■ Task prompt
Output the data below exactly.

Data items:

((

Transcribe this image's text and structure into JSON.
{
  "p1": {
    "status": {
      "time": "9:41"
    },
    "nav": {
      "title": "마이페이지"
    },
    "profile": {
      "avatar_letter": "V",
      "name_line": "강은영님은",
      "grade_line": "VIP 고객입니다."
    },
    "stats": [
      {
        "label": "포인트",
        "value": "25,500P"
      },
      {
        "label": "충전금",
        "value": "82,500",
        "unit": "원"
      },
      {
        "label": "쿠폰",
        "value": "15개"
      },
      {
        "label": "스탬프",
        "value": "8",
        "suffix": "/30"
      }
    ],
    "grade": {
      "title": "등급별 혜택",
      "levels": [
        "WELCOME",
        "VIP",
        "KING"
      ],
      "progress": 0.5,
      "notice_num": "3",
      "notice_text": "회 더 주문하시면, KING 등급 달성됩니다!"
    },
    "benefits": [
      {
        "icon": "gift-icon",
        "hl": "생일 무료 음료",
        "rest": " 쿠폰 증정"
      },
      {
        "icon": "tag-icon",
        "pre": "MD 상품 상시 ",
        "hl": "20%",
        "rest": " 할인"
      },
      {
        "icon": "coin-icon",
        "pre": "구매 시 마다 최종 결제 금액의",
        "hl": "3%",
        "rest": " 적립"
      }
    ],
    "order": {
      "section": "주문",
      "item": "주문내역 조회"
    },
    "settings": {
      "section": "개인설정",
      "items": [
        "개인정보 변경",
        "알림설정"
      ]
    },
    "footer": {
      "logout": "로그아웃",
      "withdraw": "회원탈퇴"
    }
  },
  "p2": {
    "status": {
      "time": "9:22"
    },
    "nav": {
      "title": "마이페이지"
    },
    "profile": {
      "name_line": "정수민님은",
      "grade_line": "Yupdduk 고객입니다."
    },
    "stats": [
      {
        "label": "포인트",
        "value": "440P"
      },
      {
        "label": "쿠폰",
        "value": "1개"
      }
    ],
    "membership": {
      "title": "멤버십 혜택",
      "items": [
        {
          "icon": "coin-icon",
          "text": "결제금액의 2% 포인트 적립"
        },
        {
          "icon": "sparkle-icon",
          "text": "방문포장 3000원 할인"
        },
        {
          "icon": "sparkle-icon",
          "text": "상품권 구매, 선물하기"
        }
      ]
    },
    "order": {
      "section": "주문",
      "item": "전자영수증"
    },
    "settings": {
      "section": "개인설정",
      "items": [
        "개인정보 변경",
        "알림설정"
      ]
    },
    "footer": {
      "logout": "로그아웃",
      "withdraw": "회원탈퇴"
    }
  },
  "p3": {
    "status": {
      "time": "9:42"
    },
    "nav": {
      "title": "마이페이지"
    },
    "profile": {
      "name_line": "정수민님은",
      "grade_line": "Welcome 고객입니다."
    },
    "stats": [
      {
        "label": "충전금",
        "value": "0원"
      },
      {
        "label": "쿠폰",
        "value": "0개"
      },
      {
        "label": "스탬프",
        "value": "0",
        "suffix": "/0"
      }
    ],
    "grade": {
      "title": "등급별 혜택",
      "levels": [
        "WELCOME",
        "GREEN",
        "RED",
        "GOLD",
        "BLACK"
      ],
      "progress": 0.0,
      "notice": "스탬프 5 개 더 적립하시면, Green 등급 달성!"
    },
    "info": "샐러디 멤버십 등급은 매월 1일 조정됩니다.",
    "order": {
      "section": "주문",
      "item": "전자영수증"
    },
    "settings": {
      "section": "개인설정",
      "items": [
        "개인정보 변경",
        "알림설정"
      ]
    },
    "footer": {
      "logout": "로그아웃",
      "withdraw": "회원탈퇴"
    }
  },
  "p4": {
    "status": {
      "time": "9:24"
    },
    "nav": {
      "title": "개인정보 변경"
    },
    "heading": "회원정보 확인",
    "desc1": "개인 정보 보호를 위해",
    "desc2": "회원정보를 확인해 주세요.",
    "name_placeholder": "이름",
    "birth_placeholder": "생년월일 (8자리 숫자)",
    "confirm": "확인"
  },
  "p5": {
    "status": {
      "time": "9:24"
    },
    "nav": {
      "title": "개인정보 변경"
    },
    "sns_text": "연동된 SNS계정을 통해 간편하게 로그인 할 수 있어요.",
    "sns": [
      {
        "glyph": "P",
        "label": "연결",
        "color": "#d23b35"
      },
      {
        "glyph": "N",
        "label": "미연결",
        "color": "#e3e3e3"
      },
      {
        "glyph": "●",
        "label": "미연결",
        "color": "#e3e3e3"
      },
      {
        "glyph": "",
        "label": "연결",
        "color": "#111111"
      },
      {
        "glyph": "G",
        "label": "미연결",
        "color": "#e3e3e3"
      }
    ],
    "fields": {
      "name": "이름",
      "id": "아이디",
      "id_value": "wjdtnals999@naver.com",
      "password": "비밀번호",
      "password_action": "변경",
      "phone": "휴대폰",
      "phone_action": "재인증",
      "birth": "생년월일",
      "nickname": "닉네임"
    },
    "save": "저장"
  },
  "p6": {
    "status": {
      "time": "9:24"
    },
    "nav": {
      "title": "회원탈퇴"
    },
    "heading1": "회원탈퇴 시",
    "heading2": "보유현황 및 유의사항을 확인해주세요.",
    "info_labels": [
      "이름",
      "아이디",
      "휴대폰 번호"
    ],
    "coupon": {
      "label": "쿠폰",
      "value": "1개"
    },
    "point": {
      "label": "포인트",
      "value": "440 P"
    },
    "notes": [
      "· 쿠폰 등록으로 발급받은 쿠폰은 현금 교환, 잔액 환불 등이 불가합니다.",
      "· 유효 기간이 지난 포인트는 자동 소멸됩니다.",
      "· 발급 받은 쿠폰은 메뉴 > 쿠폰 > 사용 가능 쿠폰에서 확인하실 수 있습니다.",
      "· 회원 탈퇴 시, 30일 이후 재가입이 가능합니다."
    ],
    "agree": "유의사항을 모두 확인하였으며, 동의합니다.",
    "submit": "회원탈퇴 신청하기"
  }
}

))

■ Answer to this exercise
Transcribe this image's text and structure into JSON.
{
  "p1": {
    "status": {
      "time": "9:41"
    },
    "nav": {
      "title": "마이페이지"
    },
    "profile": {
      "avatar_letter": "V",
      "name_line": "강은영님은",
      "grade_line": "VIP 고객입니다."
    },
    "stats": [
      {
        "label": "포인트",
        "value": "25,500P"
      },
      {
        "label": "충전금",
        "value": "82,500",
        "unit": "원"
      },
      {
        "label": "쿠폰",
        "value": "15개"
      },
      {
        "label": "스탬프",
        "value": "8",
        "suffix": "/30"
      }
    ],
    "grade": {
      "title": "등급별 혜택",
      "levels": [
        "WELCOME",
        "VIP",
        "KING"
      ],
      "progress": 0.5,
      "notice_num": "3",
      "notice_text": "회 더 주문하시면, KING 등급 달성됩니다!"
    },
    "benefits": [
      {
        "icon": "gift-icon",
        "hl": "생일 무료 음료",
        "rest": " 쿠폰 증정"
      },
      {
        "icon": "tag-icon",
        "pre": "MD 상품 상시 ",
        "hl": "20%",
        "rest": " 할인"
      },
      {
        "icon": "coin-icon",
        "pre": "구매 시 마다 최종 결제 금액의",
        "hl": "3%",
        "rest": " 적립"
      }
    ],
    "order": {
      "section": "주문",
      "item": "주문내역 조회"
    },
    "settings": {
      "section": "개인설정",
      "items": [
        "개인정보 변경",
        "알림설정"
      ]
    },
    "footer": {
      "logout": "로그아웃",
      "withdraw": "회원탈퇴"
    }
  },
  "p2": {
    "status": {
      "time": "9:22"
    },
    "nav": {
      "title": "마이페이지"
    },
    "profile": {
      "name_line": "정수민님은",
      "grade_line": "Yupdduk 고객입니다."
    },
    "stats": [
      {
        "label": "포인트",
        "value": "440P"
      },
      {
        "label": "쿠폰",
        "value": "1개"
      }
    ],
    "membership": {
      "title": "멤버십 혜택",
      "items": [
        {
          "icon": "coin-icon",
          "text": "결제금액의 2% 포인트 적립"
        },
        {
          "icon": "sparkle-icon",
          "text": "방문포장 3000원 할인"
        },
        {
          "icon": "sparkle-icon",
          "text": "상품권 구매, 선물하기"
        }
      ]
    },
    "order": {
      "section": "주문",
      "item": "전자영수증"
    },
    "settings": {
      "section": "개인설정",
      "items": [
        "개인정보 변경",
        "알림설정"
      ]
    },
    "footer": {
      "logout": "로그아웃",
      "withdraw": "회원탈퇴"
    }
  },
  "p3": {
    "status": {
      "time": "9:42"
    },
    "nav": {
      "title": "마이페이지"
    },
    "profile": {
      "name_line": "정수민님은",
      "grade_line": "Welcome 고객입니다."
    },
    "stats": [
      {
        "label": "충전금",
        "value": "0원"
      },
      {
        "label": "쿠폰",
        "value": "0개"
      },
      {
        "label": "스탬프",
        "value": "0",
        "suffix": "/0"
      }
    ],
    "grade": {
      "title": "등급별 혜택",
      "levels": [
        "WELCOME",
        "GREEN",
        "RED",
        "GOLD",
        "BLACK"
      ],
      "progress": 0.0,
      "notice": "스탬프 5 개 더 적립하시면, Green 등급 달성!"
    },
    "info": "샐러디 멤버십 등급은 매월 1일 조정됩니다.",
    "order": {
      "section": "주문",
      "item": "전자영수증"
    },
    "settings": {
      "section": "개인설정",
      "items": [
        "개인정보 변경",
        "알림설정"
      ]
    },
    "footer": {
      "logout": "로그아웃",
      "withdraw": "회원탈퇴"
    }
  },
  "p4": {
    "status": {
      "time": "9:24"
    },
    "nav": {
      "title": "개인정보 변경"
    },
    "heading": "회원정보 확인",
    "desc1": "개인 정보 보호를 위해",
    "desc2": "회원정보를 확인해 주세요.",
    "name_placeholder": "이름",
    "birth_placeholder": "생년월일 (8자리 숫자)",
    "confirm": "확인"
  },
  "p5": {
    "status": {
      "time": "9:24"
    },
    "nav": {
      "title": "개인정보 변경"
    },
    "sns_text": "연동된 SNS계정을 통해 간편하게 로그인 할 수 있어요.",
    "sns": [
      {
        "glyph": "P",
        "label": "연결",
        "color": "#d23b35"
      },
      {
        "glyph": "N",
        "label": "미연결",
        "color": "#e3e3e3"
      },
      {
        "glyph": "●",
        "label": "미연결",
        "color": "#e3e3e3"
      },
      {
        "glyph": "",
        "label": "연결",
        "color": "#111111"
      },
      {
        "glyph": "G",
        "label": "미연결",
        "color": "#e3e3e3"
      }
    ],
    "fields": {
      "name": "이름",
      "id": "아이디",
      "id_value": "wjdtnals999@naver.com",
      "password": "비밀번호",
      "password_action": "변경",
      "phone": "휴대폰",
      "phone_action": "재인증",
      "birth": "생년월일",
      "nickname": "닉네임"
    },
    "save": "저장"
  },
  "p6": {
    "status": {
      "time": "9:24"
    },
    "nav": {
      "title": "회원탈퇴"
    },
    "heading1": "회원탈퇴 시",
    "heading2": "보유현황 및 유의사항을 확인해주세요.",
    "info_labels": [
      "이름",
      "아이디",
      "휴대폰 번호"
    ],
    "coupon": {
      "label": "쿠폰",
      "value": "1개"
    },
    "point": {
      "label": "포인트",
      "value": "440 P"
    },
    "notes": [
      "· 쿠폰 등록으로 발급받은 쿠폰은 현금 교환, 잔액 환불 등이 불가합니다.",
      "· 유효 기간이 지난 포인트는 자동 소멸됩니다.",
      "· 발급 받은 쿠폰은 메뉴 > 쿠폰 > 사용 가능 쿠폰에서 확인하실 수 있습니다.",
      "· 회원 탈퇴 시, 30일 이후 재가입이 가능합니다."
    ],
    "agree": "유의사항을 모두 확인하였으며, 동의합니다.",
    "submit": "회원탈퇴 신청하기"
  }
}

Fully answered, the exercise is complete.